Items from an interface collection:
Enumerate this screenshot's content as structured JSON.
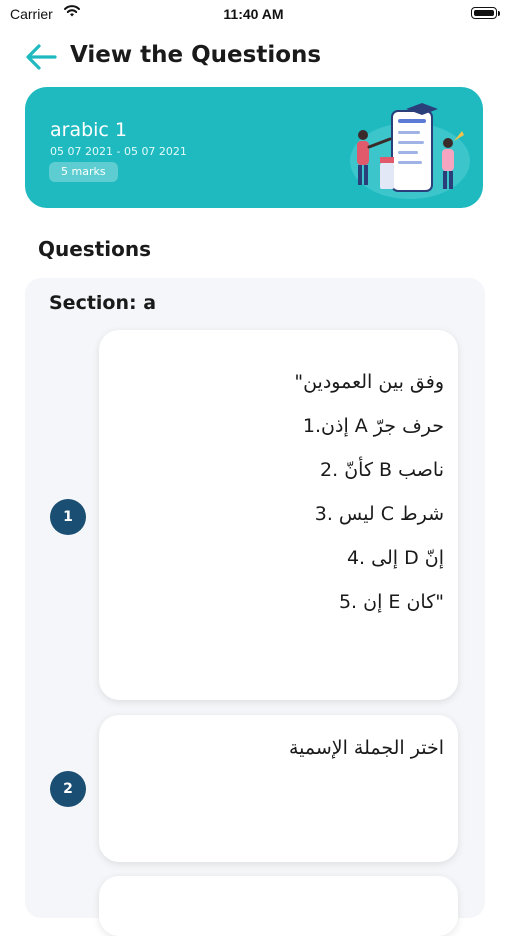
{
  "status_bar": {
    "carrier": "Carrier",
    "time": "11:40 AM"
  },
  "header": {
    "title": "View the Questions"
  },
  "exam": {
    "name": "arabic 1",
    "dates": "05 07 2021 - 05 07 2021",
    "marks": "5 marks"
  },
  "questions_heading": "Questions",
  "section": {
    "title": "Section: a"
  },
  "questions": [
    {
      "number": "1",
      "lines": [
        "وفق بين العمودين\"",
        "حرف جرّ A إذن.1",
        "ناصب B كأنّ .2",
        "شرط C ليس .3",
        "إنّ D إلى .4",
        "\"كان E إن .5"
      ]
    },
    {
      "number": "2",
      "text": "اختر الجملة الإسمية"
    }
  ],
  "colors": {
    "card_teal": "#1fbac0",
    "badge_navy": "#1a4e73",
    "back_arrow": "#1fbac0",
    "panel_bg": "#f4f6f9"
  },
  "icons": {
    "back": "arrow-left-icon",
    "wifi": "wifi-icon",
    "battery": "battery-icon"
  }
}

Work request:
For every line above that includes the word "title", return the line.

Response to this exercise:
    "title": "View the Questions"
    "title": "Section: a"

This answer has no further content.